Description of the task ->
The exercise asks you to copy every line below in which "selected" appears.
:: Listed entries
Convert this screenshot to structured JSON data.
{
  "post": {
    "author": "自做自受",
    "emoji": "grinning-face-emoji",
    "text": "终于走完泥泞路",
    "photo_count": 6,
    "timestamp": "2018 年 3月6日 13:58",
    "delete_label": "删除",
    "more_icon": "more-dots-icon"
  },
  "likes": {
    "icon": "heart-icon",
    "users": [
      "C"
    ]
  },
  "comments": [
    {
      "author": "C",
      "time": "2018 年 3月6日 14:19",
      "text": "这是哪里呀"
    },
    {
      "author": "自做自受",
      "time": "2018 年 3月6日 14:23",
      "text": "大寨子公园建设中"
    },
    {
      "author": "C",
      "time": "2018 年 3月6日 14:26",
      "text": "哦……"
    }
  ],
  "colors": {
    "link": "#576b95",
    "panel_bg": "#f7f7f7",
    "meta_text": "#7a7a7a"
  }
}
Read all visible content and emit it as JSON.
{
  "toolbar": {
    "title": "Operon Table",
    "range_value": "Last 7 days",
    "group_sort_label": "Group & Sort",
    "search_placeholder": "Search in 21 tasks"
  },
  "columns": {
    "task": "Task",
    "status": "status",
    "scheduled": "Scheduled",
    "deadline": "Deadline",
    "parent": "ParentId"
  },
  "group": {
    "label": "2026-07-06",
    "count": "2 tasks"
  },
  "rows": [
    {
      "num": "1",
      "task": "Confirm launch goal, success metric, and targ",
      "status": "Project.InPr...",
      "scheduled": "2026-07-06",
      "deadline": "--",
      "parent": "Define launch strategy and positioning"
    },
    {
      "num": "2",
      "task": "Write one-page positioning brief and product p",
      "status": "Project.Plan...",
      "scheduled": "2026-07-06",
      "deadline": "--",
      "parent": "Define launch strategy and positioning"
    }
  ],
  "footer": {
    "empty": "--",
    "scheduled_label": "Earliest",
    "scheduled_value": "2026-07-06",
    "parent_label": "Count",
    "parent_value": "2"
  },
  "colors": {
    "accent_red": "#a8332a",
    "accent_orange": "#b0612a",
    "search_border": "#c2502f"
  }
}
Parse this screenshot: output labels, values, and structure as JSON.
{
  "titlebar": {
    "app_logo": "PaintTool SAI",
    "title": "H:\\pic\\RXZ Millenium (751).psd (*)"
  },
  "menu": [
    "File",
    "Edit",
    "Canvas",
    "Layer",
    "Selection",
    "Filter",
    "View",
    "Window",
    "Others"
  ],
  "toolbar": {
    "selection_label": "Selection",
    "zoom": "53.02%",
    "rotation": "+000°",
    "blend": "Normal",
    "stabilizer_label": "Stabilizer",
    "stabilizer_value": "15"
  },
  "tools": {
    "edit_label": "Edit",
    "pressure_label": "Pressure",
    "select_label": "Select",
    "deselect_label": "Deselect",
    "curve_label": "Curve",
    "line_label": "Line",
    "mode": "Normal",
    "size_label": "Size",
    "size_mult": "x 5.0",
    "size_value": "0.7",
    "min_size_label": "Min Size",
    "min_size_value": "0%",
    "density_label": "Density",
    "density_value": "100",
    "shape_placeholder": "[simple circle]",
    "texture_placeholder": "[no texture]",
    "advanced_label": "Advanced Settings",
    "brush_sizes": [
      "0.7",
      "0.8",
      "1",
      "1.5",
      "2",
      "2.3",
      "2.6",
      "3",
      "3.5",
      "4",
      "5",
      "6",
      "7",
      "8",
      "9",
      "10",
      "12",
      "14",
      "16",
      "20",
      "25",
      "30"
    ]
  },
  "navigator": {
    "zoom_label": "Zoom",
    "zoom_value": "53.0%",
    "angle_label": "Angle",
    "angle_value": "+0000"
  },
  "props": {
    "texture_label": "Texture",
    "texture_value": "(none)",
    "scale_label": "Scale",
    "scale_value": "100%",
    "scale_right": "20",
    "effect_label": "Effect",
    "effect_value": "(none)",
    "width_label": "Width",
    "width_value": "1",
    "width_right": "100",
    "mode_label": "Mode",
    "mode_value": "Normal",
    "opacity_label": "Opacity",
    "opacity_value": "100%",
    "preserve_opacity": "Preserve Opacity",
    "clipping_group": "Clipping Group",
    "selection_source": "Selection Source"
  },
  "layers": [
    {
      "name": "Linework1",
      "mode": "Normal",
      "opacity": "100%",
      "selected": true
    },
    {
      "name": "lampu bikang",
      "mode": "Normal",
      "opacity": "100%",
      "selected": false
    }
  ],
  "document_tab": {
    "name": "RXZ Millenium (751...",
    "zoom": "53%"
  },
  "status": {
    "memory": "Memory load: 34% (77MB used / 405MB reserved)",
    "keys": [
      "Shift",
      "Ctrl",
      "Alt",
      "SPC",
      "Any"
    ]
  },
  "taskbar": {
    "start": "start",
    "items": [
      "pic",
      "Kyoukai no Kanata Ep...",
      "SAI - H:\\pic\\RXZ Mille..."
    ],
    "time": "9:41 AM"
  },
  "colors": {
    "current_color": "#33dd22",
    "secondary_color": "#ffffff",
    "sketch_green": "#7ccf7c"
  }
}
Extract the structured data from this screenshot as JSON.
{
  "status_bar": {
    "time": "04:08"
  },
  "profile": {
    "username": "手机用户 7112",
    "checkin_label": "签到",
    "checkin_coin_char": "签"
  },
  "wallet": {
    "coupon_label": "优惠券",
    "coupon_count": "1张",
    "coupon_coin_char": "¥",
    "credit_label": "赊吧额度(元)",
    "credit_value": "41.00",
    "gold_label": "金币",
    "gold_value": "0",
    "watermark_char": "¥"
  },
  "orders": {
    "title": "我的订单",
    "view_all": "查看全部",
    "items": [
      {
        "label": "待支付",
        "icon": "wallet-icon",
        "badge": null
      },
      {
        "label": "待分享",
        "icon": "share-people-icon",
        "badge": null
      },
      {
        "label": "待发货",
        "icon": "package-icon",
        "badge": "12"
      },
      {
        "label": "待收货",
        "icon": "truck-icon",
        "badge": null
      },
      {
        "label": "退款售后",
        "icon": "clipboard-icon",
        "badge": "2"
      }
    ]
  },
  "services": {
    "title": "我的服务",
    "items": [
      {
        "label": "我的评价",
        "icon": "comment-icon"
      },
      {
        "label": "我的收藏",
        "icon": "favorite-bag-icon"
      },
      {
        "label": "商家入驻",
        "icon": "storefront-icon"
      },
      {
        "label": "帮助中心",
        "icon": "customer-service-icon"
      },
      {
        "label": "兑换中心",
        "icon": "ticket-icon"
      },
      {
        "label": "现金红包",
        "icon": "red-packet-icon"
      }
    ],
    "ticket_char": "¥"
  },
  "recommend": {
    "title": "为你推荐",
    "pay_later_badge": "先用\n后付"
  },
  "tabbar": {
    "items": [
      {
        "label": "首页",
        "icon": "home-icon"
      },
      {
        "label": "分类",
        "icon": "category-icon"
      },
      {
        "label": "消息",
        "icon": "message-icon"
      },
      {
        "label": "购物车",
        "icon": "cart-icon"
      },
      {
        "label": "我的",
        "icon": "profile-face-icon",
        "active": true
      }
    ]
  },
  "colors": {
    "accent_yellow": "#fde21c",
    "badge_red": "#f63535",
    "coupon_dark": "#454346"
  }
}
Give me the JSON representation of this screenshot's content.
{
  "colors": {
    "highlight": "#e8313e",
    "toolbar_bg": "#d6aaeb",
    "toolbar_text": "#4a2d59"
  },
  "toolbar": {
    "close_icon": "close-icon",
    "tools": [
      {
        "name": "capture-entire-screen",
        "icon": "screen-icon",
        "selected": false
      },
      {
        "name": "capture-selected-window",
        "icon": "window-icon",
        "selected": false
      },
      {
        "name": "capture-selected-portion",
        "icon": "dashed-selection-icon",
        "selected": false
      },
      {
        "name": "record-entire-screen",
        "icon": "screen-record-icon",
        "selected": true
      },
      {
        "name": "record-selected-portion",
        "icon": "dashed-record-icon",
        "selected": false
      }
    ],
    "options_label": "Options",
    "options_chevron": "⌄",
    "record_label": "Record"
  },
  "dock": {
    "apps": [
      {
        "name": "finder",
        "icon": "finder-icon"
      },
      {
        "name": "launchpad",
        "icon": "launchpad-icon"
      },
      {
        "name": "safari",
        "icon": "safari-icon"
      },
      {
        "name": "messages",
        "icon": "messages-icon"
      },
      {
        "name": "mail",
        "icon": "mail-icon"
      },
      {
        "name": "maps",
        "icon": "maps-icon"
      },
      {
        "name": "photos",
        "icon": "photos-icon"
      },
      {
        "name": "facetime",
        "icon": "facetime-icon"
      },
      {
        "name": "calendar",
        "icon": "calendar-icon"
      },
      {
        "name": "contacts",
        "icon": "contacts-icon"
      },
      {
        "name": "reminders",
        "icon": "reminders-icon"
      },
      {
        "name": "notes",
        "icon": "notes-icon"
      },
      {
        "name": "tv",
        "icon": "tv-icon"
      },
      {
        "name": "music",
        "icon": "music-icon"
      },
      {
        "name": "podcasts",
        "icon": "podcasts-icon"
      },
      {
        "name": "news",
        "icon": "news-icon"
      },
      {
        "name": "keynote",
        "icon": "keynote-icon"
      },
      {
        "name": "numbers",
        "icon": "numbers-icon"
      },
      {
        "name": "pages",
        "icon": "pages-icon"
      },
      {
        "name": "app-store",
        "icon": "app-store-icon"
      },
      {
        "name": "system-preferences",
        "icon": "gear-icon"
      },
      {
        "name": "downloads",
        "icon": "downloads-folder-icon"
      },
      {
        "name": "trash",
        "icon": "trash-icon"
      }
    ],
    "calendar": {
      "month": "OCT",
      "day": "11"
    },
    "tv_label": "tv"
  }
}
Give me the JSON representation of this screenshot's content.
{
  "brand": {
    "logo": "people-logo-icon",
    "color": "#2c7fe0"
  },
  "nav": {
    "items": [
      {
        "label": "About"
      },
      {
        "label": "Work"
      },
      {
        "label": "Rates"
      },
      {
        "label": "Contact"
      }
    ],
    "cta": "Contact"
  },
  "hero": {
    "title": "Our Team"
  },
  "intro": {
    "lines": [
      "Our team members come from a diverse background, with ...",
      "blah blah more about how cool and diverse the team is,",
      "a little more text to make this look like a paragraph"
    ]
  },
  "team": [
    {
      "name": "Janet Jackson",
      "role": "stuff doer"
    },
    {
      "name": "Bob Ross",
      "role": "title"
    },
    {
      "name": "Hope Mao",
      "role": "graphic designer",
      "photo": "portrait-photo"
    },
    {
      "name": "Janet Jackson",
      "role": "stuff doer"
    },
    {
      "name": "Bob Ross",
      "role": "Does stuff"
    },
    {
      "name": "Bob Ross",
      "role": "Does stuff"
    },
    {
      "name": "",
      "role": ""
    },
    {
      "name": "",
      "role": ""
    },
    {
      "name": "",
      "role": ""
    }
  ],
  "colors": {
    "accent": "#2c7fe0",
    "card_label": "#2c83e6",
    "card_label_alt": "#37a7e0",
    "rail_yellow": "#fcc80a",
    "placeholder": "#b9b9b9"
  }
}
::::
Answer to the problem ->
      "selected": true
      "selected": false
        "selected": false
        "name": "capture-selected-window",
        "selected": false
        "name": "capture-selected-portion",
        "selected": false
        "selected": true
        "name": "record-selected-portion",
        "selected": false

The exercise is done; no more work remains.